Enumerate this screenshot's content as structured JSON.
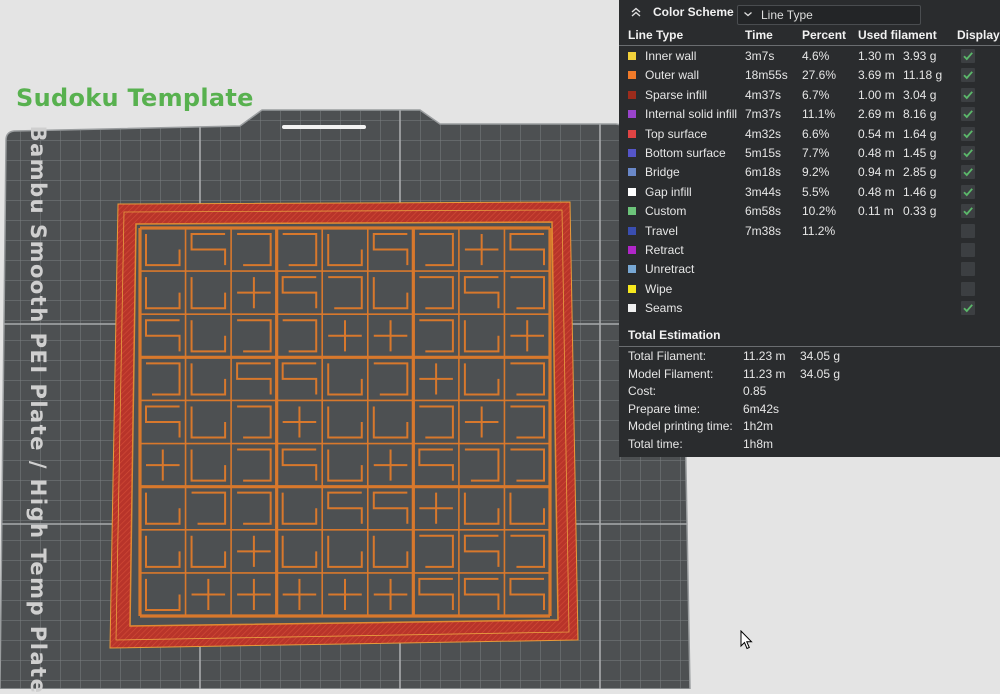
{
  "plate": {
    "title": "Sudoku Template",
    "label": "Bambu Smooth PEI Plate / High Temp Plate"
  },
  "panel": {
    "title": "Color Scheme",
    "scheme_value": "Line Type",
    "headers": {
      "line_type": "Line Type",
      "time": "Time",
      "percent": "Percent",
      "used_filament": "Used filament",
      "display": "Display"
    },
    "rows": [
      {
        "name": "Inner wall",
        "color": "#f2d13b",
        "time": "3m7s",
        "percent": "4.6%",
        "length": "1.30 m",
        "weight": "3.93 g",
        "display": true
      },
      {
        "name": "Outer wall",
        "color": "#f07a2a",
        "time": "18m55s",
        "percent": "27.6%",
        "length": "3.69 m",
        "weight": "11.18 g",
        "display": true
      },
      {
        "name": "Sparse infill",
        "color": "#9c2c1c",
        "time": "4m37s",
        "percent": "6.7%",
        "length": "1.00 m",
        "weight": "3.04 g",
        "display": true
      },
      {
        "name": "Internal solid infill",
        "color": "#9a44cc",
        "time": "7m37s",
        "percent": "11.1%",
        "length": "2.69 m",
        "weight": "8.16 g",
        "display": true
      },
      {
        "name": "Top surface",
        "color": "#e04444",
        "time": "4m32s",
        "percent": "6.6%",
        "length": "0.54 m",
        "weight": "1.64 g",
        "display": true
      },
      {
        "name": "Bottom surface",
        "color": "#5555c8",
        "time": "5m15s",
        "percent": "7.7%",
        "length": "0.48 m",
        "weight": "1.45 g",
        "display": true
      },
      {
        "name": "Bridge",
        "color": "#6a88c8",
        "time": "6m18s",
        "percent": "9.2%",
        "length": "0.94 m",
        "weight": "2.85 g",
        "display": true
      },
      {
        "name": "Gap infill",
        "color": "#ffffff",
        "time": "3m44s",
        "percent": "5.5%",
        "length": "0.48 m",
        "weight": "1.46 g",
        "display": true
      },
      {
        "name": "Custom",
        "color": "#6cc47a",
        "time": "6m58s",
        "percent": "10.2%",
        "length": "0.11 m",
        "weight": "0.33 g",
        "display": true
      },
      {
        "name": "Travel",
        "color": "#3a4eb0",
        "time": "7m38s",
        "percent": "11.2%",
        "length": "",
        "weight": "",
        "display": false
      },
      {
        "name": "Retract",
        "color": "#b026c8",
        "time": "",
        "percent": "",
        "length": "",
        "weight": "",
        "display": false
      },
      {
        "name": "Unretract",
        "color": "#78a8d4",
        "time": "",
        "percent": "",
        "length": "",
        "weight": "",
        "display": false
      },
      {
        "name": "Wipe",
        "color": "#f6e81e",
        "time": "",
        "percent": "",
        "length": "",
        "weight": "",
        "display": false
      },
      {
        "name": "Seams",
        "color": "#f0f0f0",
        "time": "",
        "percent": "",
        "length": "",
        "weight": "",
        "display": true
      }
    ],
    "total": {
      "title": "Total Estimation",
      "rows": [
        {
          "label": "Total Filament:",
          "value": "11.23 m",
          "value2": "34.05 g"
        },
        {
          "label": "Model Filament:",
          "value": "11.23 m",
          "value2": "34.05 g"
        },
        {
          "label": "Cost:",
          "value": "0.85",
          "value2": ""
        },
        {
          "label": "Prepare time:",
          "value": "6m42s",
          "value2": ""
        },
        {
          "label": "Model printing time:",
          "value": "1h2m",
          "value2": ""
        },
        {
          "label": "Total time:",
          "value": "1h8m",
          "value2": ""
        }
      ]
    }
  },
  "colors": {
    "panel_bg": "#2a2c2e",
    "plate": "#4d5052",
    "grid_line": "#8c8f91",
    "model_border": "#b8342a",
    "model_lines": "#d8782c",
    "check": "#5bb86a",
    "title_green": "#58b14f"
  }
}
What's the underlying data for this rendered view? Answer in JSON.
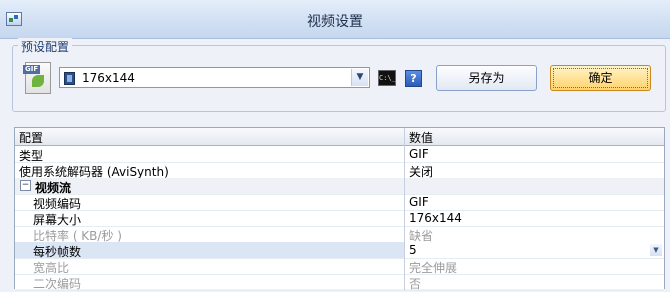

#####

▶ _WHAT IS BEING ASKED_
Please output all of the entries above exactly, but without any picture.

▶ _YOUR RESPONSE_
Enumerate this screenshot's content as structured JSON.
{
  "plate": {
    "title": "Sudoku Template",
    "label": "Bambu Smooth PEI Plate / High Temp Plate"
  },
  "panel": {
    "title": "Color Scheme",
    "scheme_value": "Line Type",
    "headers": {
      "line_type": "Line Type",
      "time": "Time",
      "percent": "Percent",
      "used_filament": "Used filament",
      "display": "Display"
    },
    "rows": [
      {
        "name": "Inner wall",
        "color": "#f2d13b",
        "time": "3m7s",
        "percent": "4.6%",
        "length": "1.30 m",
        "weight": "3.93 g",
        "display": true
      },
      {
        "name": "Outer wall",
        "color": "#f07a2a",
        "time": "18m55s",
        "percent": "27.6%",
        "length": "3.69 m",
        "weight": "11.18 g",
        "display": true
      },
      {
        "name": "Sparse infill",
        "color": "#9c2c1c",
        "time": "4m37s",
        "percent": "6.7%",
        "length": "1.00 m",
        "weight": "3.04 g",
        "display": true
      },
      {
        "name": "Internal solid infill",
        "color": "#9a44cc",
        "time": "7m37s",
        "percent": "11.1%",
        "length": "2.69 m",
        "weight": "8.16 g",
        "display": true
      },
      {
        "name": "Top surface",
        "color": "#e04444",
        "time": "4m32s",
        "percent": "6.6%",
        "length": "0.54 m",
        "weight": "1.64 g",
        "display": true
      },
      {
        "name": "Bottom surface",
        "color": "#5555c8",
        "time": "5m15s",
        "percent": "7.7%",
        "length": "0.48 m",
        "weight": "1.45 g",
        "display": true
      },
      {
        "name": "Bridge",
        "color": "#6a88c8",
        "time": "6m18s",
        "percent": "9.2%",
        "length": "0.94 m",
        "weight": "2.85 g",
        "display": true
      },
      {
        "name": "Gap infill",
        "color": "#ffffff",
        "time": "3m44s",
        "percent": "5.5%",
        "length": "0.48 m",
        "weight": "1.46 g",
        "display": true
      },
      {
        "name": "Custom",
        "color": "#6cc47a",
        "time": "6m58s",
        "percent": "10.2%",
        "length": "0.11 m",
        "weight": "0.33 g",
        "display": true
      },
      {
        "name": "Travel",
        "color": "#3a4eb0",
        "time": "7m38s",
        "percent": "11.2%",
        "length": "",
        "weight": "",
        "display": false
      },
      {
        "name": "Retract",
        "color": "#b026c8",
        "time": "",
        "percent": "",
        "length": "",
        "weight": "",
        "display": false
      },
      {
        "name": "Unretract",
        "color": "#78a8d4",
        "time": "",
        "percent": "",
        "length": "",
        "weight": "",
        "display": false
      },
      {
        "name": "Wipe",
        "color": "#f6e81e",
        "time": "",
        "percent": "",
        "length": "",
        "weight": "",
        "display": false
      },
      {
        "name": "Seams",
        "color": "#f0f0f0",
        "time": "",
        "percent": "",
        "length": "",
        "weight": "",
        "display": true
      }
    ],
    "total": {
      "title": "Total Estimation",
      "rows": [
        {
          "label": "Total Filament:",
          "value": "11.23 m",
          "value2": "34.05 g"
        },
        {
          "label": "Model Filament:",
          "value": "11.23 m",
          "value2": "34.05 g"
        },
        {
          "label": "Cost:",
          "value": "0.85",
          "value2": ""
        },
        {
          "label": "Prepare time:",
          "value": "6m42s",
          "value2": ""
        },
        {
          "label": "Model printing time:",
          "value": "1h2m",
          "value2": ""
        },
        {
          "label": "Total time:",
          "value": "1h8m",
          "value2": ""
        }
      ]
    }
  },
  "colors": {
    "panel_bg": "#2a2c2e",
    "plate": "#4d5052",
    "grid_line": "#8c8f91",
    "model_border": "#b8342a",
    "model_lines": "#d8782c",
    "check": "#5bb86a",
    "title_green": "#58b14f"
  }
}
What's the underlying data for this rendered view? Answer in JSON.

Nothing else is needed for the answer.